RECORDS PROVIDED START

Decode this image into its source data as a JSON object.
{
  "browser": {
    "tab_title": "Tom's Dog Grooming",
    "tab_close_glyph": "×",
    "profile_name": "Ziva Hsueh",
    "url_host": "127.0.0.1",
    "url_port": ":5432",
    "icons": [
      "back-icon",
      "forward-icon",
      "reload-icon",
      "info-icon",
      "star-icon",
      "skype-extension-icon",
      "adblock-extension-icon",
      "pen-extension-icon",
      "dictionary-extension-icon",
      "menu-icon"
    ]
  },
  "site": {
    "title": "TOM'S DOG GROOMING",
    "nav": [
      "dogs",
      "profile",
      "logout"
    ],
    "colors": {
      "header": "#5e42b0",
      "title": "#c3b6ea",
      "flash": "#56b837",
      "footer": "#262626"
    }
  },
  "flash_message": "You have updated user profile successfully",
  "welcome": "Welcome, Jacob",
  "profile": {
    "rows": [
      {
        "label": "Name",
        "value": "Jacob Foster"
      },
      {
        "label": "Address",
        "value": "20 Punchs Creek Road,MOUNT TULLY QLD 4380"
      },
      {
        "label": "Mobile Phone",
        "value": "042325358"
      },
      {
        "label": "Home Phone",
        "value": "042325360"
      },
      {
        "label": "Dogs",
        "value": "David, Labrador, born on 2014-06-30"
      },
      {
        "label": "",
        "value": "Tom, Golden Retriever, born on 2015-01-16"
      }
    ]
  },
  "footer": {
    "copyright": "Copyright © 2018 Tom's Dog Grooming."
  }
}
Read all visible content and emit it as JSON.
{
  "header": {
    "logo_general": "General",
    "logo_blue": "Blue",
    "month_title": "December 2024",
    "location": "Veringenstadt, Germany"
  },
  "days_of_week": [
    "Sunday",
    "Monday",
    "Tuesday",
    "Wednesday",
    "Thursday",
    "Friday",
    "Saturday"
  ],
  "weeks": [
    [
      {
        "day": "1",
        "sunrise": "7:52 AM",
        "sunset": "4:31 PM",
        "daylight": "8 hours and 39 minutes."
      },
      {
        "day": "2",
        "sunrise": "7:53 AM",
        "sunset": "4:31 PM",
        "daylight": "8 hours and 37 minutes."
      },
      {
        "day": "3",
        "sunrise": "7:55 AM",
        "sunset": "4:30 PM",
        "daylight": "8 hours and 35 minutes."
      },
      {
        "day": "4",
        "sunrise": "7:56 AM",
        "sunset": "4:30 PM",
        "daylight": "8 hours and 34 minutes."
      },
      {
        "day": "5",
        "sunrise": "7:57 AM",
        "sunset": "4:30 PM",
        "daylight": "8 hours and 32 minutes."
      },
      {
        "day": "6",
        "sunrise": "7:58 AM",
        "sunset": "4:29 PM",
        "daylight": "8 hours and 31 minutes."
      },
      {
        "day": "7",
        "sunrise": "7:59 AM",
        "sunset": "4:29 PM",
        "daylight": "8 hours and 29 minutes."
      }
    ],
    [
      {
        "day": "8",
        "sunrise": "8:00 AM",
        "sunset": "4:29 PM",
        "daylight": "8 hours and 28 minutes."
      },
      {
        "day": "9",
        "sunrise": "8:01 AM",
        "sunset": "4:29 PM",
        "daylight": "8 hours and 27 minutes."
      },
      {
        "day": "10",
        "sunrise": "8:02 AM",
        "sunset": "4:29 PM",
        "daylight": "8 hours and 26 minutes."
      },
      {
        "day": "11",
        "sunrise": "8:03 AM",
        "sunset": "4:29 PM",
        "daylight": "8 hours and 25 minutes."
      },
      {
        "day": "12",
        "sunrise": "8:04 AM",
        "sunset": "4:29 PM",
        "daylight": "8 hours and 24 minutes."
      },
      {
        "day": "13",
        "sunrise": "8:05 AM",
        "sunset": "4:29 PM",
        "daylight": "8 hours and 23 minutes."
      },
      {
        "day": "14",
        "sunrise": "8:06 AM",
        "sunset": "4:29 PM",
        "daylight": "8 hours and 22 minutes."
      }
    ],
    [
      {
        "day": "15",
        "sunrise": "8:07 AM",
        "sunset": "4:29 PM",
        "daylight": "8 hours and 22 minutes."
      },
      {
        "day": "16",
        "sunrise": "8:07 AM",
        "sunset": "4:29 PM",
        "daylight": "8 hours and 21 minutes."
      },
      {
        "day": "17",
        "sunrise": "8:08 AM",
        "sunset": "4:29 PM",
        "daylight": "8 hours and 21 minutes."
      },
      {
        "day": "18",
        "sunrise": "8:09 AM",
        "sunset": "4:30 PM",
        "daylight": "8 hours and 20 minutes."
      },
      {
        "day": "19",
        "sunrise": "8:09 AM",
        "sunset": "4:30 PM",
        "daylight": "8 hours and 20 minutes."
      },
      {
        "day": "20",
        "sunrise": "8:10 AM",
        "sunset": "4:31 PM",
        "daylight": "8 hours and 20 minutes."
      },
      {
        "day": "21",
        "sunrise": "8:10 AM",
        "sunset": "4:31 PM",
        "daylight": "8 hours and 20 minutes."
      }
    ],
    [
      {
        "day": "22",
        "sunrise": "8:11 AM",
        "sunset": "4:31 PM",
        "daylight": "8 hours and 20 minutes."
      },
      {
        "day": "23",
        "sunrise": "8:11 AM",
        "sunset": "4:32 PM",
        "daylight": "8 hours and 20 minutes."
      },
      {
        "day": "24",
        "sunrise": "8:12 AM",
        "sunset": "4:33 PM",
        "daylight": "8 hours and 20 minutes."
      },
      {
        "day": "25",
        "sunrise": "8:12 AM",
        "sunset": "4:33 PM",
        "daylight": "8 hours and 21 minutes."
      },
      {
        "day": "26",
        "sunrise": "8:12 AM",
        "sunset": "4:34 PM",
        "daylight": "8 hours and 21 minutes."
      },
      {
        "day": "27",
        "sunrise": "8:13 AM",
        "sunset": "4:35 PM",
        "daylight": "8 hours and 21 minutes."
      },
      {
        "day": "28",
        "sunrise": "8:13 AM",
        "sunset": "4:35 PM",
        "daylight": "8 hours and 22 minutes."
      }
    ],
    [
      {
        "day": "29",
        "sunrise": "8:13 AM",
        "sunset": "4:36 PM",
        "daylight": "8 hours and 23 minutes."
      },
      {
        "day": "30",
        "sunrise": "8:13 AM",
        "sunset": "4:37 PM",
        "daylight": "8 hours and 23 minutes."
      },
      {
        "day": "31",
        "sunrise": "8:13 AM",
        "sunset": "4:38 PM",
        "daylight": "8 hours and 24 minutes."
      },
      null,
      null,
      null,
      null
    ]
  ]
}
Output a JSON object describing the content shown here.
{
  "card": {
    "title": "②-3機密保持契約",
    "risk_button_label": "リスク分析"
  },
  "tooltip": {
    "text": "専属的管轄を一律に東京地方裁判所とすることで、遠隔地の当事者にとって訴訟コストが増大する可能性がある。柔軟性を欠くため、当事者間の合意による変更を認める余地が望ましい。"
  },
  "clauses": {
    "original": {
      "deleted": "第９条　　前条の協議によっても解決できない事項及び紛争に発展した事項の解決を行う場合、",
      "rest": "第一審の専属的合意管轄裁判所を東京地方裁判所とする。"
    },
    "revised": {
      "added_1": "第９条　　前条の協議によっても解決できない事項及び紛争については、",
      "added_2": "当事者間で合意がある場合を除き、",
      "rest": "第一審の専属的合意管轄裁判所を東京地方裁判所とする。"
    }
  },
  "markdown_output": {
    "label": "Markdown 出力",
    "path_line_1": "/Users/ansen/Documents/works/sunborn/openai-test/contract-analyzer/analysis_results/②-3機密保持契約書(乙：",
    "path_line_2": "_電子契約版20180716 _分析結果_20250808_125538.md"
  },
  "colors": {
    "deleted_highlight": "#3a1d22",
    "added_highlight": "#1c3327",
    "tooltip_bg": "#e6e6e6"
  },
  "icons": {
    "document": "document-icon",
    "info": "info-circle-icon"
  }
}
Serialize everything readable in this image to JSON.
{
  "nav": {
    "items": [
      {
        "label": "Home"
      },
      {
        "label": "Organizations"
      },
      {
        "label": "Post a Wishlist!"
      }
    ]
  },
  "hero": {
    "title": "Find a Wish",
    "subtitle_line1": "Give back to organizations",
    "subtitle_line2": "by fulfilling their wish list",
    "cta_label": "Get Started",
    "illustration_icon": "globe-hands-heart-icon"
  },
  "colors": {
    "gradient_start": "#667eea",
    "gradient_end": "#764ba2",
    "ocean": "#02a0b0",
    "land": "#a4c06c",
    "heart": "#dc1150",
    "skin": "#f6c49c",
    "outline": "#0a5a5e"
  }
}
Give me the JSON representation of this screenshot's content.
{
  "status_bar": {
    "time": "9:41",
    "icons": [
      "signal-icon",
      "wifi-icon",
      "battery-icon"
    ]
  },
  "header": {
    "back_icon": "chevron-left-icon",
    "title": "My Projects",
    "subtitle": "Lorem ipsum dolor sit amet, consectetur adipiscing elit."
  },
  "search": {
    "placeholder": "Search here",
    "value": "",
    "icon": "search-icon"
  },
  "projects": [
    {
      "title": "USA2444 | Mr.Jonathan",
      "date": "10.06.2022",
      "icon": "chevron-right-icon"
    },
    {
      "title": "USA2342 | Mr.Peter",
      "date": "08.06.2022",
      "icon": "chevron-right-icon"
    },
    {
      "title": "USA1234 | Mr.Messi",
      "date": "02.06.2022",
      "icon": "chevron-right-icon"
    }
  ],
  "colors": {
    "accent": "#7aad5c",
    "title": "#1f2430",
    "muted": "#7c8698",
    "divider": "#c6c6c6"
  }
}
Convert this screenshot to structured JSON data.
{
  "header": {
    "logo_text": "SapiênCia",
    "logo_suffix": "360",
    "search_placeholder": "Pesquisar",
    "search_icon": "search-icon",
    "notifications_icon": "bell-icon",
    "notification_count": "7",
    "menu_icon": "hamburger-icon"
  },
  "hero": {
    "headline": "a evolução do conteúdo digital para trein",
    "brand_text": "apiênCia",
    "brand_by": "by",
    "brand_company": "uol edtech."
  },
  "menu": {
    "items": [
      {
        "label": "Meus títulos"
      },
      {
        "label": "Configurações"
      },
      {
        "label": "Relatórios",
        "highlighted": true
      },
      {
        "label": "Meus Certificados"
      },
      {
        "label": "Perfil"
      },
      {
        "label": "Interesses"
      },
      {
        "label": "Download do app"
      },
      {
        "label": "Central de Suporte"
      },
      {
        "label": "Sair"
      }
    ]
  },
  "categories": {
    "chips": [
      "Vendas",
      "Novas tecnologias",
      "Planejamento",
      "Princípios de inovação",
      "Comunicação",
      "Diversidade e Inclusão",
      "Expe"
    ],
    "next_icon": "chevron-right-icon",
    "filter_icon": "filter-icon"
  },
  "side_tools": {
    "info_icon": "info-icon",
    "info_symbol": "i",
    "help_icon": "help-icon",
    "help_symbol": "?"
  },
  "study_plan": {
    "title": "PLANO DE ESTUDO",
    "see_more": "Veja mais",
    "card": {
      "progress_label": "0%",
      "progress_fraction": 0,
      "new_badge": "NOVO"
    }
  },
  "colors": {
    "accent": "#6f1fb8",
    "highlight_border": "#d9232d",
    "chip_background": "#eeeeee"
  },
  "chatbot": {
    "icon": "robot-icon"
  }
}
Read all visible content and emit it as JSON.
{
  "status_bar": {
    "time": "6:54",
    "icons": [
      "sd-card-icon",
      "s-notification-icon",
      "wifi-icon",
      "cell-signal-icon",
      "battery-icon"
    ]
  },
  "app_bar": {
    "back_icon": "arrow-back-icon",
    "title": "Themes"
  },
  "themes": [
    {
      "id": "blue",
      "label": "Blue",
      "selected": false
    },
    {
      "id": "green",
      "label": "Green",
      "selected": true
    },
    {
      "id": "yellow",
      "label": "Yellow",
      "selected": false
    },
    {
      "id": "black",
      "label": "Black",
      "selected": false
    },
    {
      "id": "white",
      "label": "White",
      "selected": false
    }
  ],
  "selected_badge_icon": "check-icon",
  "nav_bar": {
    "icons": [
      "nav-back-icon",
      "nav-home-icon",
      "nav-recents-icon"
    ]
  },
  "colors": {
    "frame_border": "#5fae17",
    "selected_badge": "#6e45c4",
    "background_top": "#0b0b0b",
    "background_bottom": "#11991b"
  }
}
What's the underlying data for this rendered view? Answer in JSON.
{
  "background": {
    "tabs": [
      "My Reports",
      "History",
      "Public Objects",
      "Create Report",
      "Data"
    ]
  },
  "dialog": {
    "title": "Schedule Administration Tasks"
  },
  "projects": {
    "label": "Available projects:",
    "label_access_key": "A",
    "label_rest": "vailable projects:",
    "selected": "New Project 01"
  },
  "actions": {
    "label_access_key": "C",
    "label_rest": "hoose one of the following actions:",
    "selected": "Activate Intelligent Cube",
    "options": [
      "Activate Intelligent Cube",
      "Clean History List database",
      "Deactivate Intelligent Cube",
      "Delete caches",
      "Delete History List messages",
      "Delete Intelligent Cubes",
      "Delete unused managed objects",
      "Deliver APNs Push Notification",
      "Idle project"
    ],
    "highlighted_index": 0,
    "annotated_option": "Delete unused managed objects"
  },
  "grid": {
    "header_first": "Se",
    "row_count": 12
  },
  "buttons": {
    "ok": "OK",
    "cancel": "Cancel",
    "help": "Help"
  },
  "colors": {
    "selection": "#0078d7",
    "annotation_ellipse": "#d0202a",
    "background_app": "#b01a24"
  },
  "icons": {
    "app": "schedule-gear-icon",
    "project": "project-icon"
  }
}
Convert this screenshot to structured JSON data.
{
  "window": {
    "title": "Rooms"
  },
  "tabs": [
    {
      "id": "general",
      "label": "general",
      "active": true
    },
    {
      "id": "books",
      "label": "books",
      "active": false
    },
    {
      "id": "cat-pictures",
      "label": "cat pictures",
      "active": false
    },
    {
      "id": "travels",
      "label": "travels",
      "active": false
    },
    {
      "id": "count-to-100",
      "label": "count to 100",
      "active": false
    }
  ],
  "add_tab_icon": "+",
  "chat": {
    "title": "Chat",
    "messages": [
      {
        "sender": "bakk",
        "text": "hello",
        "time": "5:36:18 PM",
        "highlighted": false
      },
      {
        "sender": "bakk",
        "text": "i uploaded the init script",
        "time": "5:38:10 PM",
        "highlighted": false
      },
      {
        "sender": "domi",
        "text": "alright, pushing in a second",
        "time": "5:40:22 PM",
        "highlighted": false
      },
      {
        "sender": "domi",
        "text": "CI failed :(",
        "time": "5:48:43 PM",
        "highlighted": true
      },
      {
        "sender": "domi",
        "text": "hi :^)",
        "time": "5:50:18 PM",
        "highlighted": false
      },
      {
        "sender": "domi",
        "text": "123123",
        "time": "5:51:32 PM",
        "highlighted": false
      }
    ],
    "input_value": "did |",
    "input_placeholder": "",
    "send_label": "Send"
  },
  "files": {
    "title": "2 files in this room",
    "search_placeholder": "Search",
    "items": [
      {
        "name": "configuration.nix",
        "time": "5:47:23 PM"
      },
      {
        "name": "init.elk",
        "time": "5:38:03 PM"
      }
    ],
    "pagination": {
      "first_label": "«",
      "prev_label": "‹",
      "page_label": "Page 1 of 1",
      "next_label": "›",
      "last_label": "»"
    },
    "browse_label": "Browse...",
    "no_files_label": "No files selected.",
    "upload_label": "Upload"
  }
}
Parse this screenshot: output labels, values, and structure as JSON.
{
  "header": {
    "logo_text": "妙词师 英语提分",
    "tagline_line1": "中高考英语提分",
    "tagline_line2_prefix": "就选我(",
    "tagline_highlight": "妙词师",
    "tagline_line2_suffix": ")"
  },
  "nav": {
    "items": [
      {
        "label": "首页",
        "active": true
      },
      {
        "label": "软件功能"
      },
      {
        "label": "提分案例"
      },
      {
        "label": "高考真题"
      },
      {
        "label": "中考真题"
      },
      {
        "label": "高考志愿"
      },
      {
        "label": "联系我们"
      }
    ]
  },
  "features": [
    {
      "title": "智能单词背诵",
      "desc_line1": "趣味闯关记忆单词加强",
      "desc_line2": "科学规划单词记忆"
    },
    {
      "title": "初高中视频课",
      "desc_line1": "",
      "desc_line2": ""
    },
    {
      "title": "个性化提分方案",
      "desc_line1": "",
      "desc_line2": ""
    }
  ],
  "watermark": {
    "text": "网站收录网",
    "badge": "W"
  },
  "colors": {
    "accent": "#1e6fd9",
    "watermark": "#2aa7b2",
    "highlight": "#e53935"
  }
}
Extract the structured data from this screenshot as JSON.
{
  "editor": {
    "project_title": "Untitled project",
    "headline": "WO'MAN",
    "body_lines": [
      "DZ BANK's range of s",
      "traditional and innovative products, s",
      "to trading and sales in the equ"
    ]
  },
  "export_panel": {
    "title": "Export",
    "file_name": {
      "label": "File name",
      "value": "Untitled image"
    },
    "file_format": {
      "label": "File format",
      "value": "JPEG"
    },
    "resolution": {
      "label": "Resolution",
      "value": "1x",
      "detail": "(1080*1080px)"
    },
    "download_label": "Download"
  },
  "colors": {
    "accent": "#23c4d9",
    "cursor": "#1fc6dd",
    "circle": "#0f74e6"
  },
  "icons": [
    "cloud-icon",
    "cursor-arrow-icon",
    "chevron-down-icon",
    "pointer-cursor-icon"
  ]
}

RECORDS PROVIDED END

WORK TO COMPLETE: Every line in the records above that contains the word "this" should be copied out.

RESULT:
Decode this image into its source data as a JSON object.
Serialize everything readable in this image to JSON.
Give me the JSON representation of this screenshot's content.
Convert this screenshot to structured JSON data.
What's the underlying data for this rendered view? Answer in JSON.
Convert this screenshot to structured JSON data.
    "title": "2 files in this room",
Parse this screenshot: output labels, values, and structure as JSON.
Extract the structured data from this screenshot as JSON.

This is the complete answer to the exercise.